Umbrella companies first started appearing after IR35 was first introduced in 2000. However, the sector is currently unregulated, and you need to be wary of non-compliant loan schemes or similar tax avoidance arrangements posing as umbrella companies. You may be offered alternatives which seek to enhance your take-home pay. Any alternative which seeks to minimise employment taxes and maximise take-home pay carries a health warning and should be properly researched. To make sure the company you join is compliant, pick from the FCSA list of accredited providers.
While some businesses have already enforced a blanket ban on engaging with contractors working through PSCs, many more are going to want to continue working with genuinely self-employed contractors. Depending on the sector that you work in, this could mean that some contracts you apply for will be outside IR35, while others will be inside. This suggests that contractors need the flexibility of being able to switch from an outside-IR35 to an inside-IR35 project freely and easily. It’s something Brookson Group has seen as an emerging trend and have developed a new Flex service for the contractors as a result.
By finding an accountant that can handle both scenarios, contractors can avoid the confusion that comes with having to complete tax returns in different places. A joined-up tax, IR35 risk management and financial services approach will also mean that you have access to advisers with the right specialisms and real time information from all of your income sources to enable their advice to be best suited to your individual circumstances.
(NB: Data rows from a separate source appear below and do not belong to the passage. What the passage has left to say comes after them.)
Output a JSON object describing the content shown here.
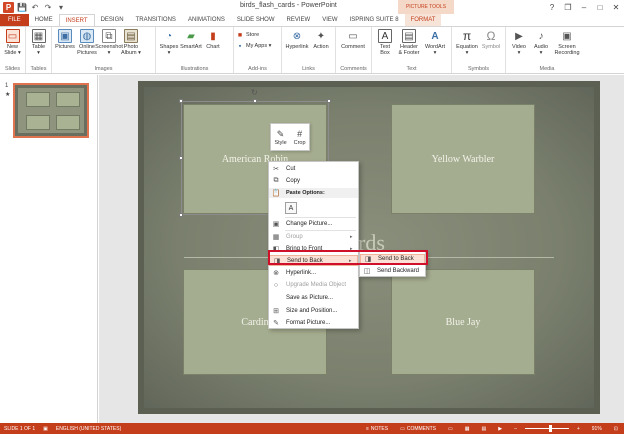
{
  "window": {
    "title": "birds_flash_cards - PowerPoint",
    "contextual_tab_group": "PICTURE TOOLS",
    "controls": {
      "help": "?",
      "restore": "❐",
      "minimize": "–",
      "maximize": "□",
      "close": "✕"
    }
  },
  "qat": {
    "save": "💾",
    "undo": "↶",
    "redo": "↷",
    "more": "▾"
  },
  "tabs": [
    {
      "id": "file",
      "label": "FILE"
    },
    {
      "id": "home",
      "label": "HOME"
    },
    {
      "id": "insert",
      "label": "INSERT"
    },
    {
      "id": "design",
      "label": "DESIGN"
    },
    {
      "id": "transitions",
      "label": "TRANSITIONS"
    },
    {
      "id": "animations",
      "label": "ANIMATIONS"
    },
    {
      "id": "slideshow",
      "label": "SLIDE SHOW"
    },
    {
      "id": "review",
      "label": "REVIEW"
    },
    {
      "id": "view",
      "label": "VIEW"
    },
    {
      "id": "ispring",
      "label": "ISPRING SUITE 8"
    },
    {
      "id": "format",
      "label": "FORMAT"
    }
  ],
  "ribbon": {
    "slides": {
      "label": "Slides",
      "new_slide": "New\nSlide ▾"
    },
    "tables": {
      "label": "Tables",
      "table": "Table\n▾"
    },
    "images": {
      "label": "Images",
      "pictures": "Pictures",
      "online_pictures": "Online\nPictures",
      "screenshot": "Screenshot\n▾",
      "photo_album": "Photo\nAlbum ▾"
    },
    "illustrations": {
      "label": "Illustrations",
      "shapes": "Shapes\n▾",
      "smartart": "SmartArt",
      "chart": "Chart"
    },
    "addins": {
      "label": "Add-ins",
      "store": "Store",
      "my_apps": "My Apps ▾"
    },
    "links": {
      "label": "Links",
      "hyperlink": "Hyperlink",
      "action": "Action"
    },
    "comments": {
      "label": "Comments",
      "comment": "Comment"
    },
    "text": {
      "label": "Text",
      "text_box": "Text\nBox",
      "header_footer": "Header\n& Footer",
      "wordart": "WordArt\n▾"
    },
    "symbols": {
      "label": "Symbols",
      "equation": "Equation\n▾",
      "symbol": "Symbol"
    },
    "media": {
      "label": "Media",
      "video": "Video\n▾",
      "audio": "Audio\n▾",
      "screen_recording": "Screen\nRecording"
    }
  },
  "thumbnails": {
    "slide_number": "1",
    "star": "★"
  },
  "slide": {
    "title_fragment": "rds",
    "cards": {
      "top_left": "American Robin",
      "top_right": "Yellow Warbler",
      "bottom_left": "Cardin",
      "bottom_right": "Blue Jay"
    }
  },
  "mini_toolbar": {
    "style": "Style",
    "crop": "Crop"
  },
  "context_menu": {
    "cut": "Cut",
    "copy": "Copy",
    "paste_options": "Paste Options:",
    "change_picture": "Change Picture...",
    "group": "Group",
    "bring_to_front": "Bring to Front",
    "send_to_back": "Send to Back",
    "hyperlink": "Hyperlink...",
    "upgrade_media": "Upgrade Media Object",
    "save_as_picture": "Save as Picture...",
    "size_position": "Size and Position...",
    "format_picture": "Format Picture..."
  },
  "submenu": {
    "send_to_back": "Send to Back",
    "send_backward": "Send Backward"
  },
  "statusbar": {
    "slide_of": "SLIDE 1 OF 1",
    "language": "ENGLISH (UNITED STATES)",
    "notes": "NOTES",
    "comments": "COMMENTS",
    "zoom": "91%",
    "zoom_fraction": 0.55
  }
}
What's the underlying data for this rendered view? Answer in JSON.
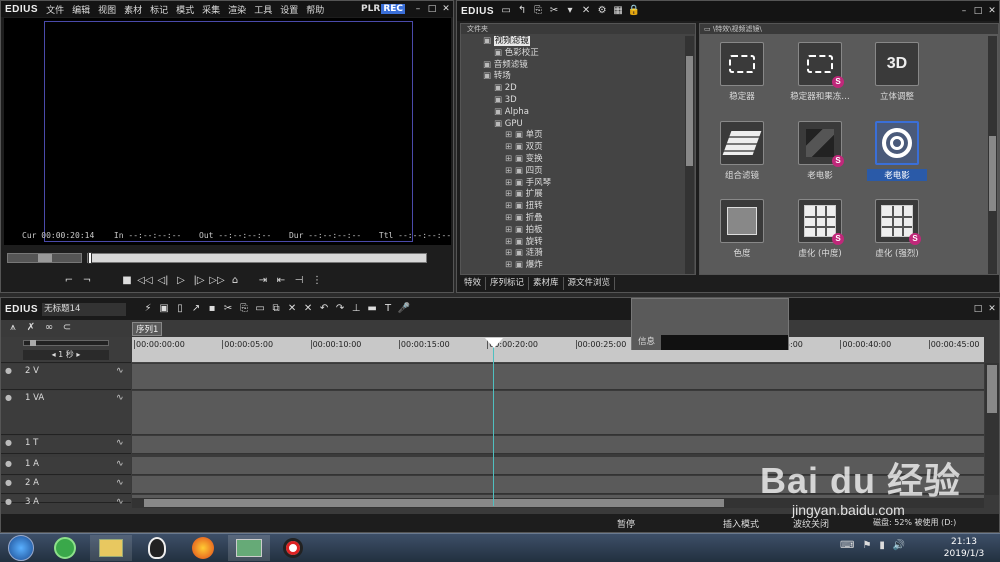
{
  "player": {
    "brand": "EDIUS",
    "menu": [
      "文件",
      "编辑",
      "视图",
      "素材",
      "标记",
      "模式",
      "采集",
      "渲染",
      "工具",
      "设置",
      "帮助"
    ],
    "plr": "PLR",
    "rec": "REC",
    "cur_label": "Cur",
    "cur_value": "00:00:20:14",
    "in_label": "In",
    "in_value": "--:--:--:--",
    "out_label": "Out",
    "out_value": "--:--:--:--",
    "dur_label": "Dur",
    "dur_value": "--:--:--:--",
    "ttl_label": "Ttl",
    "ttl_value": "--:--:--:--"
  },
  "effects": {
    "brand": "EDIUS",
    "folder_header": "文件夹",
    "breadcrumb": "\\特效\\视频滤镜\\",
    "tree": [
      {
        "label": "视频滤镜",
        "indent": 2,
        "selected": true
      },
      {
        "label": "色彩校正",
        "indent": 3
      },
      {
        "label": "音频滤镜",
        "indent": 2
      },
      {
        "label": "转场",
        "indent": 2
      },
      {
        "label": "2D",
        "indent": 3
      },
      {
        "label": "3D",
        "indent": 3
      },
      {
        "label": "Alpha",
        "indent": 3
      },
      {
        "label": "GPU",
        "indent": 3
      },
      {
        "label": "单页",
        "indent": 4
      },
      {
        "label": "双页",
        "indent": 4
      },
      {
        "label": "变换",
        "indent": 4
      },
      {
        "label": "四页",
        "indent": 4
      },
      {
        "label": "手风琴",
        "indent": 4
      },
      {
        "label": "扩展",
        "indent": 4
      },
      {
        "label": "扭转",
        "indent": 4
      },
      {
        "label": "折叠",
        "indent": 4
      },
      {
        "label": "拍板",
        "indent": 4
      },
      {
        "label": "旋转",
        "indent": 4
      },
      {
        "label": "涟漪",
        "indent": 4
      },
      {
        "label": "爆炸",
        "indent": 4
      }
    ],
    "tiles": [
      {
        "label": "稳定器",
        "icon": "stabilizer-icon",
        "badge": false
      },
      {
        "label": "稳定器和果冻…",
        "icon": "stabilizer-rolling-icon",
        "badge": true
      },
      {
        "label": "立体调整",
        "icon": "3d-icon",
        "glyph": "3D",
        "badge": false
      },
      {
        "label": "组合滤镜",
        "icon": "layers-icon",
        "badge": false
      },
      {
        "label": "老电影",
        "icon": "old-movie-icon",
        "badge": true
      },
      {
        "label": "老电影",
        "icon": "film-reel-icon",
        "badge": false,
        "selected": true
      },
      {
        "label": "色度",
        "icon": "chroma-icon",
        "badge": false
      },
      {
        "label": "虚化 (中度)",
        "icon": "blur-grid-icon",
        "badge": true
      },
      {
        "label": "虚化 (强烈)",
        "icon": "blur-grid-icon",
        "badge": true
      }
    ],
    "tabs": [
      "特效",
      "序列标记",
      "素材库",
      "源文件浏览"
    ],
    "info_label": "信息"
  },
  "timeline": {
    "brand": "EDIUS",
    "project": "无标题14",
    "sequence_tab": "序列1",
    "scale": "1 秒",
    "ruler": [
      "00:00:00:00",
      "00:00:05:00",
      "00:00:10:00",
      "00:00:15:00",
      "00:00:20:00",
      "00:00:25:00",
      "00:00:30:00",
      "00:00:35:00",
      "00:00:40:00",
      "00:00:45:00"
    ],
    "tracks": [
      {
        "label": "2 V"
      },
      {
        "label": "1 VA"
      },
      {
        "label": "1 T"
      },
      {
        "label": "1 A"
      },
      {
        "label": "2 A"
      },
      {
        "label": "3 A"
      }
    ],
    "status": [
      "暂停",
      "插入模式",
      "波纹关闭",
      "磁盘: 52% 被使用 (D:)"
    ]
  },
  "taskbar": {
    "time": "21:13",
    "date": "2019/1/3"
  },
  "watermark": {
    "text": "Bai du 经验",
    "url": "jingyan.baidu.com"
  },
  "colors": {
    "accent_blue": "#2a5aa8",
    "rec_blue": "#3a6fd8",
    "playhead": "#4fc0c0",
    "badge_pink": "#c0287a"
  }
}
Brookson Group is a technology-led professional services business offering accountancy, legal, tax, payroll and back office services to the flexible workforce supply chain. As such, the Group has utilised its significant knowledge and capabilities to assist its customers in dealing with the changing world of work for over 20 years. For help about your IR35 status, get in touch on their website.
You can also ask your freelancing questions to other contractors, the Magpie team, and other experts over on our Magpie Messageboard!
Whether you’re just starting out as a freelancer or you’re already an established contractor, we’ve got plenty of articles to help you make and save money in business. Read these next!